(MATERIAL PROVIDED Opens)
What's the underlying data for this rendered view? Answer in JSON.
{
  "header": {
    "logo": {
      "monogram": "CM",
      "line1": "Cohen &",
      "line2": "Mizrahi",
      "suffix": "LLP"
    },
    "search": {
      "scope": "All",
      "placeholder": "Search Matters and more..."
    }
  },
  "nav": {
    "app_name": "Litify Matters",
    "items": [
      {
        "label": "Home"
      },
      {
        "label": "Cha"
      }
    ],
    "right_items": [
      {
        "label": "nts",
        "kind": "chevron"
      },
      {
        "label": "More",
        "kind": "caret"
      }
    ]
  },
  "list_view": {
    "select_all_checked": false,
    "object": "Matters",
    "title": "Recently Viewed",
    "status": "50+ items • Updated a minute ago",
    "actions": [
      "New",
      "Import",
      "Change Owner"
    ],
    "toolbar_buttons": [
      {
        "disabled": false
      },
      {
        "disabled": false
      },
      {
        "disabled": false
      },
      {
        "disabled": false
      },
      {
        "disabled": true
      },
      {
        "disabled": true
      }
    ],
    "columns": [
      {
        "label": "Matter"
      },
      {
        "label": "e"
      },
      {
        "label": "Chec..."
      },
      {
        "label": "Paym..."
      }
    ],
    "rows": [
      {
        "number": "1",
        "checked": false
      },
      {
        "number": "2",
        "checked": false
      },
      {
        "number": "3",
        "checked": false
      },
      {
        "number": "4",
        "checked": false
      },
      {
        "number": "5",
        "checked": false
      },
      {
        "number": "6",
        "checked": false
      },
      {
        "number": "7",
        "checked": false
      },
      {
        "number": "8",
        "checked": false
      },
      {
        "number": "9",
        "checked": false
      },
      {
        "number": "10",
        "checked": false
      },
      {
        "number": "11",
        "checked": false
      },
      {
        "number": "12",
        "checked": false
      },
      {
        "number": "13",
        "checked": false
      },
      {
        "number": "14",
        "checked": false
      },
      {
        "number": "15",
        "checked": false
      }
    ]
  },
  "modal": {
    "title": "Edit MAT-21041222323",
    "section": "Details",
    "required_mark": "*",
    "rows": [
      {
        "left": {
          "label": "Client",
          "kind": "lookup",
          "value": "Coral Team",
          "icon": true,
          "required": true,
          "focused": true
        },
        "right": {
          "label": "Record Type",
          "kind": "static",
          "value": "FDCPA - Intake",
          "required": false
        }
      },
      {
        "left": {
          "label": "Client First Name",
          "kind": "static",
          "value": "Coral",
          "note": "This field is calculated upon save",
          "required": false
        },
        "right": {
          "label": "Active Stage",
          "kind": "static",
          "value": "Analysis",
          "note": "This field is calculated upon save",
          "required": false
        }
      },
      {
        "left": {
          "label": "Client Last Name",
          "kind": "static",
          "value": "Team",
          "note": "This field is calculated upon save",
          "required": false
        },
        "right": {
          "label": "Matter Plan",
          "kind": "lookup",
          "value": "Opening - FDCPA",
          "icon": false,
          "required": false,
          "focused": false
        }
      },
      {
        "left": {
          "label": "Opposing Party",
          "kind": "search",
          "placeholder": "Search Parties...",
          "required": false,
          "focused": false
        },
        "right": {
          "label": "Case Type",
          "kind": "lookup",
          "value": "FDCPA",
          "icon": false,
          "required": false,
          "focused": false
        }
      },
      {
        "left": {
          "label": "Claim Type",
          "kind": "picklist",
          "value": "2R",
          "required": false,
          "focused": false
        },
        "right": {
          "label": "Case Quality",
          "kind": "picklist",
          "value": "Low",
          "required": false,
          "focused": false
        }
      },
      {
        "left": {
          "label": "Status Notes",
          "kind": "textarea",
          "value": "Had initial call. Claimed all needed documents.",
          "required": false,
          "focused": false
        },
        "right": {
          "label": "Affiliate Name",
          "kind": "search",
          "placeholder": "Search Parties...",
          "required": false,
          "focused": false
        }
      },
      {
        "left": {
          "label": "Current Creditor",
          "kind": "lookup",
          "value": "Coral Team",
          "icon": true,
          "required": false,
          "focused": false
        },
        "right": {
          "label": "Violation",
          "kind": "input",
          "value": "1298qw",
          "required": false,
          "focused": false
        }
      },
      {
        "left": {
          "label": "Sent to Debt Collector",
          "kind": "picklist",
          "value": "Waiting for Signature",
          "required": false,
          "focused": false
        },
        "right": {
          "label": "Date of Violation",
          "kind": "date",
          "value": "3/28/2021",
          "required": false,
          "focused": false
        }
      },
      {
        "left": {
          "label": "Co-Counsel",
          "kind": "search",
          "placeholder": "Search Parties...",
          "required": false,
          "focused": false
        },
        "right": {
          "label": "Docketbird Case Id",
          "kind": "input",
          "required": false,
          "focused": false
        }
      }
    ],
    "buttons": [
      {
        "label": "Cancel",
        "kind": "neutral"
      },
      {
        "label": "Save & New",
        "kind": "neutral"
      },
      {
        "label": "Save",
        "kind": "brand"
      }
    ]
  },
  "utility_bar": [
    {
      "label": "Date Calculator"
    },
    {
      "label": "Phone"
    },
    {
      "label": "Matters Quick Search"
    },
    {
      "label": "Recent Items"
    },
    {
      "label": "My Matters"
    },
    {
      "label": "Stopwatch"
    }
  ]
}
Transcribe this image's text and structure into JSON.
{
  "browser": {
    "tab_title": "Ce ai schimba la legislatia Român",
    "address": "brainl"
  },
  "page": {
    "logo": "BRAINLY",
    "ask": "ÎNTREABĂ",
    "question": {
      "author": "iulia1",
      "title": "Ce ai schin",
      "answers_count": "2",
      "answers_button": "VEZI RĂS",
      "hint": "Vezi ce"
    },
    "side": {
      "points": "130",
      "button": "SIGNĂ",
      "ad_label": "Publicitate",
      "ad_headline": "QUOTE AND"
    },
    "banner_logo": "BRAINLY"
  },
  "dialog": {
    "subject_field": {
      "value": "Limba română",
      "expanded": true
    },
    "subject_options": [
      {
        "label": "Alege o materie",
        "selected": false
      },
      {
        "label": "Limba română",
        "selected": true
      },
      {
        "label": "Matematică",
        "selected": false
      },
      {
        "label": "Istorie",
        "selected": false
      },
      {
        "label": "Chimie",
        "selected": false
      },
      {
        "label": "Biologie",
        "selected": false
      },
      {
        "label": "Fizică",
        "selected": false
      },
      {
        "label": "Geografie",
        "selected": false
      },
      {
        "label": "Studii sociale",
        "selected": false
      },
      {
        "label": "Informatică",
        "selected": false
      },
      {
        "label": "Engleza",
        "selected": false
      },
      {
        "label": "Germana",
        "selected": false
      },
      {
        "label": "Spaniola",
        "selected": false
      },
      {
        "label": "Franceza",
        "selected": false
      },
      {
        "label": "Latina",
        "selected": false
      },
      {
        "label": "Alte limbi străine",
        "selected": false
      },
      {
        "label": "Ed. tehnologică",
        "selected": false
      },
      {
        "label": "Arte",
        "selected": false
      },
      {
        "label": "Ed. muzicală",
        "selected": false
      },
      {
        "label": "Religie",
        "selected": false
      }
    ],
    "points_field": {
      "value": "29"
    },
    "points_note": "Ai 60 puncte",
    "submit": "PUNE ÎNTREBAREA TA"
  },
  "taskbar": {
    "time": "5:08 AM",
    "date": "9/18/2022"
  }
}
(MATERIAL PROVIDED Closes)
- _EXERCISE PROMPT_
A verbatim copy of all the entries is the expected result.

- _EXPECTED OUTPUT_
What's the underlying data for this rendered view? Answer in JSON.
{
  "header": {
    "logo": {
      "monogram": "CM",
      "line1": "Cohen &",
      "line2": "Mizrahi",
      "suffix": "LLP"
    },
    "search": {
      "scope": "All",
      "placeholder": "Search Matters and more..."
    }
  },
  "nav": {
    "app_name": "Litify Matters",
    "items": [
      {
        "label": "Home"
      },
      {
        "label": "Cha"
      }
    ],
    "right_items": [
      {
        "label": "nts",
        "kind": "chevron"
      },
      {
        "label": "More",
        "kind": "caret"
      }
    ]
  },
  "list_view": {
    "select_all_checked": false,
    "object": "Matters",
    "title": "Recently Viewed",
    "status": "50+ items • Updated a minute ago",
    "actions": [
      "New",
      "Import",
      "Change Owner"
    ],
    "toolbar_buttons": [
      {
        "disabled": false
      },
      {
        "disabled": false
      },
      {
        "disabled": false
      },
      {
        "disabled": false
      },
      {
        "disabled": true
      },
      {
        "disabled": true
      }
    ],
    "columns": [
      {
        "label": "Matter"
      },
      {
        "label": "e"
      },
      {
        "label": "Chec..."
      },
      {
        "label": "Paym..."
      }
    ],
    "rows": [
      {
        "number": "1",
        "checked": false
      },
      {
        "number": "2",
        "checked": false
      },
      {
        "number": "3",
        "checked": false
      },
      {
        "number": "4",
        "checked": false
      },
      {
        "number": "5",
        "checked": false
      },
      {
        "number": "6",
        "checked": false
      },
      {
        "number": "7",
        "checked": false
      },
      {
        "number": "8",
        "checked": false
      },
      {
        "number": "9",
        "checked": false
      },
      {
        "number": "10",
        "checked": false
      },
      {
        "number": "11",
        "checked": false
      },
      {
        "number": "12",
        "checked": false
      },
      {
        "number": "13",
        "checked": false
      },
      {
        "number": "14",
        "checked": false
      },
      {
        "number": "15",
        "checked": false
      }
    ]
  },
  "modal": {
    "title": "Edit MAT-21041222323",
    "section": "Details",
    "required_mark": "*",
    "rows": [
      {
        "left": {
          "label": "Client",
          "kind": "lookup",
          "value": "Coral Team",
          "icon": true,
          "required": true,
          "focused": true
        },
        "right": {
          "label": "Record Type",
          "kind": "static",
          "value": "FDCPA - Intake",
          "required": false
        }
      },
      {
        "left": {
          "label": "Client First Name",
          "kind": "static",
          "value": "Coral",
          "note": "This field is calculated upon save",
          "required": false
        },
        "right": {
          "label": "Active Stage",
          "kind": "static",
          "value": "Analysis",
          "note": "This field is calculated upon save",
          "required": false
        }
      },
      {
        "left": {
          "label": "Client Last Name",
          "kind": "static",
          "value": "Team",
          "note": "This field is calculated upon save",
          "required": false
        },
        "right": {
          "label": "Matter Plan",
          "kind": "lookup",
          "value": "Opening - FDCPA",
          "icon": false,
          "required": false,
          "focused": false
        }
      },
      {
        "left": {
          "label": "Opposing Party",
          "kind": "search",
          "placeholder": "Search Parties...",
          "required": false,
          "focused": false
        },
        "right": {
          "label": "Case Type",
          "kind": "lookup",
          "value": "FDCPA",
          "icon": false,
          "required": false,
          "focused": false
        }
      },
      {
        "left": {
          "label": "Claim Type",
          "kind": "picklist",
          "value": "2R",
          "required": false,
          "focused": false
        },
        "right": {
          "label": "Case Quality",
          "kind": "picklist",
          "value": "Low",
          "required": false,
          "focused": false
        }
      },
      {
        "left": {
          "label": "Status Notes",
          "kind": "textarea",
          "value": "Had initial call. Claimed all needed documents.",
          "required": false,
          "focused": false
        },
        "right": {
          "label": "Affiliate Name",
          "kind": "search",
          "placeholder": "Search Parties...",
          "required": false,
          "focused": false
        }
      },
      {
        "left": {
          "label": "Current Creditor",
          "kind": "lookup",
          "value": "Coral Team",
          "icon": true,
          "required": false,
          "focused": false
        },
        "right": {
          "label": "Violation",
          "kind": "input",
          "value": "1298qw",
          "required": false,
          "focused": false
        }
      },
      {
        "left": {
          "label": "Sent to Debt Collector",
          "kind": "picklist",
          "value": "Waiting for Signature",
          "required": false,
          "focused": false
        },
        "right": {
          "label": "Date of Violation",
          "kind": "date",
          "value": "3/28/2021",
          "required": false,
          "focused": false
        }
      },
      {
        "left": {
          "label": "Co-Counsel",
          "kind": "search",
          "placeholder": "Search Parties...",
          "required": false,
          "focused": false
        },
        "right": {
          "label": "Docketbird Case Id",
          "kind": "input",
          "required": false,
          "focused": false
        }
      }
    ],
    "buttons": [
      {
        "label": "Cancel",
        "kind": "neutral"
      },
      {
        "label": "Save & New",
        "kind": "neutral"
      },
      {
        "label": "Save",
        "kind": "brand"
      }
    ]
  },
  "utility_bar": [
    {
      "label": "Date Calculator"
    },
    {
      "label": "Phone"
    },
    {
      "label": "Matters Quick Search"
    },
    {
      "label": "Recent Items"
    },
    {
      "label": "My Matters"
    },
    {
      "label": "Stopwatch"
    }
  ]
}
Transcribe this image's text and structure into JSON.
{
  "browser": {
    "tab_title": "Ce ai schimba la legislatia Român",
    "address": "brainl"
  },
  "page": {
    "logo": "BRAINLY",
    "ask": "ÎNTREABĂ",
    "question": {
      "author": "iulia1",
      "title": "Ce ai schin",
      "answers_count": "2",
      "answers_button": "VEZI RĂS",
      "hint": "Vezi ce"
    },
    "side": {
      "points": "130",
      "button": "SIGNĂ",
      "ad_label": "Publicitate",
      "ad_headline": "QUOTE AND"
    },
    "banner_logo": "BRAINLY"
  },
  "dialog": {
    "subject_field": {
      "value": "Limba română",
      "expanded": true
    },
    "subject_options": [
      {
        "label": "Alege o materie",
        "selected": false
      },
      {
        "label": "Limba română",
        "selected": true
      },
      {
        "label": "Matematică",
        "selected": false
      },
      {
        "label": "Istorie",
        "selected": false
      },
      {
        "label": "Chimie",
        "selected": false
      },
      {
        "label": "Biologie",
        "selected": false
      },
      {
        "label": "Fizică",
        "selected": false
      },
      {
        "label": "Geografie",
        "selected": false
      },
      {
        "label": "Studii sociale",
        "selected": false
      },
      {
        "label": "Informatică",
        "selected": false
      },
      {
        "label": "Engleza",
        "selected": false
      },
      {
        "label": "Germana",
        "selected": false
      },
      {
        "label": "Spaniola",
        "selected": false
      },
      {
        "label": "Franceza",
        "selected": false
      },
      {
        "label": "Latina",
        "selected": false
      },
      {
        "label": "Alte limbi străine",
        "selected": false
      },
      {
        "label": "Ed. tehnologică",
        "selected": false
      },
      {
        "label": "Arte",
        "selected": false
      },
      {
        "label": "Ed. muzicală",
        "selected": false
      },
      {
        "label": "Religie",
        "selected": false
      }
    ],
    "points_field": {
      "value": "29"
    },
    "points_note": "Ai 60 puncte",
    "submit": "PUNE ÎNTREBAREA TA"
  },
  "taskbar": {
    "time": "5:08 AM",
    "date": "9/18/2022"
  }
}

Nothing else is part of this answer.